Source records

Content starts

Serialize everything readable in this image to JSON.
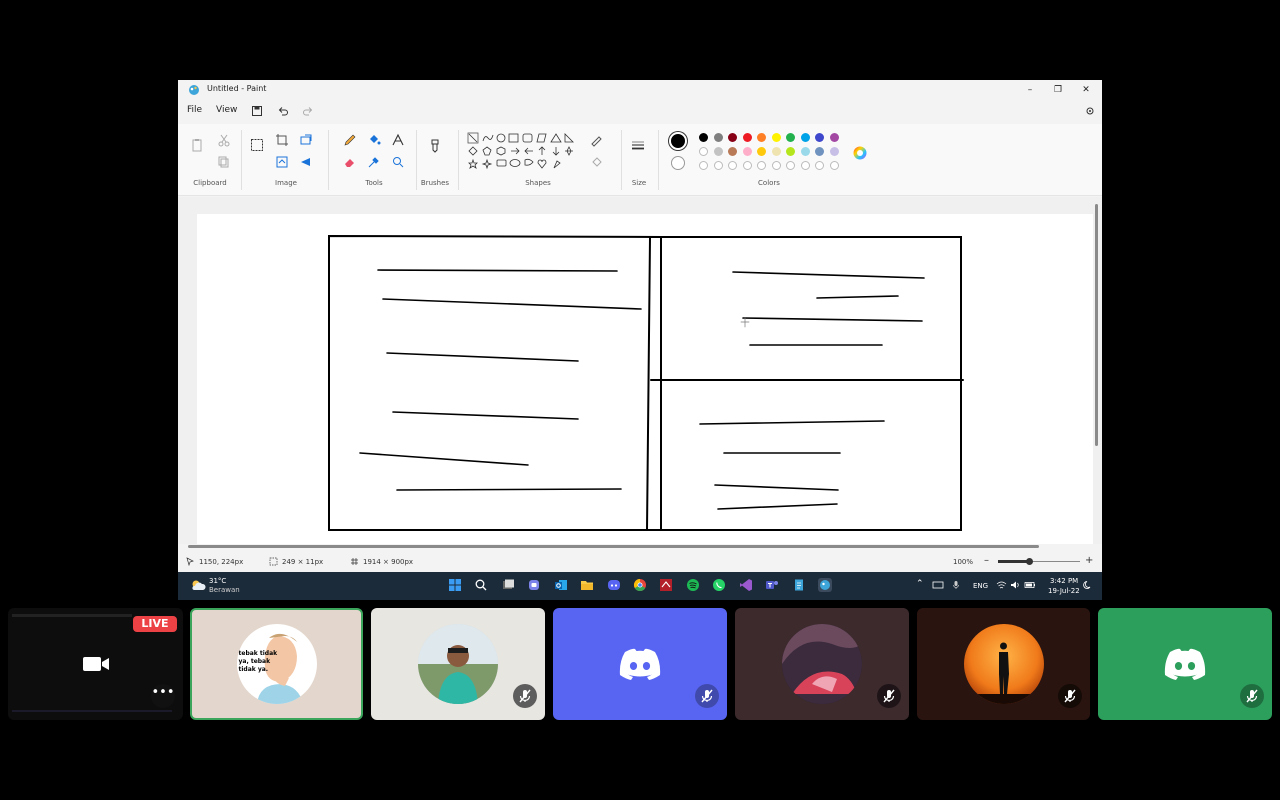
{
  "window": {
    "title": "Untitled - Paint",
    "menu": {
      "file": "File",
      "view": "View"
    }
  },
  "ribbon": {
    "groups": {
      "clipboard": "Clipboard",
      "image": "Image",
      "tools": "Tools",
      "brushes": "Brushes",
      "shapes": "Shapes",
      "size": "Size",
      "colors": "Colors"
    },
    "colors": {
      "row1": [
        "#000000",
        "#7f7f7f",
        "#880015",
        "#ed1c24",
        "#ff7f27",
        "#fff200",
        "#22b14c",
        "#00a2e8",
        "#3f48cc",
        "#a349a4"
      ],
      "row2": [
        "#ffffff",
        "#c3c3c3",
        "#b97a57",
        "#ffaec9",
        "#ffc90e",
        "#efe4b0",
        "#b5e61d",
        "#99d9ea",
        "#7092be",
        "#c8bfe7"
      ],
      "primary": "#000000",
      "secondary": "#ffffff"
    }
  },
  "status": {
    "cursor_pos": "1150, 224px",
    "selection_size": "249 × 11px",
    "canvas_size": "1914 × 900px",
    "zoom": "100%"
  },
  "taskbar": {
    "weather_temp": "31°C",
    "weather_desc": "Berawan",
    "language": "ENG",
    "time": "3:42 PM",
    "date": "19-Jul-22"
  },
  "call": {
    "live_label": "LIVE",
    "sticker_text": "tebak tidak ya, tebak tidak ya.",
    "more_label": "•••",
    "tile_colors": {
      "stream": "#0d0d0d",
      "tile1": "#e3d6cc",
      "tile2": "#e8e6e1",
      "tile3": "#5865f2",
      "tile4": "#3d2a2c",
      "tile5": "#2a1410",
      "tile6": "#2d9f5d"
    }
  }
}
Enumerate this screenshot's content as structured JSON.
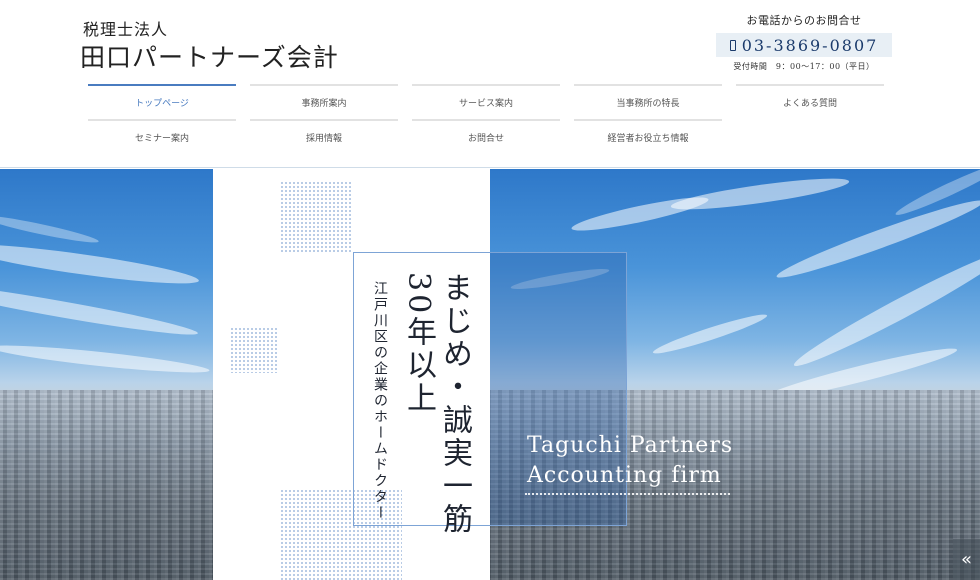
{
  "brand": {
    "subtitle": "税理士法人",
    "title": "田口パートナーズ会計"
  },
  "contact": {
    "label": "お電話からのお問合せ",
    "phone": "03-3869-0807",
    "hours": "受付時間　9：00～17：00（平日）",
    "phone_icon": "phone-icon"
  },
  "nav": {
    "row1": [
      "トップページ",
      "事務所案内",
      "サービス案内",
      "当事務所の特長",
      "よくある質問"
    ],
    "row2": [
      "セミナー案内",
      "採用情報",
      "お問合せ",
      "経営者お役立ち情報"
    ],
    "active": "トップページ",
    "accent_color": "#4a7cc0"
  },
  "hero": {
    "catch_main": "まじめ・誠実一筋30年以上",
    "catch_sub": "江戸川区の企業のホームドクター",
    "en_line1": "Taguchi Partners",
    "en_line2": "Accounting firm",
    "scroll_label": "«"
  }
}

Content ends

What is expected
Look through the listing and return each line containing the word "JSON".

Task solution
Serialize everything readable in this image to JSON.
Enumerate this screenshot's content as structured JSON.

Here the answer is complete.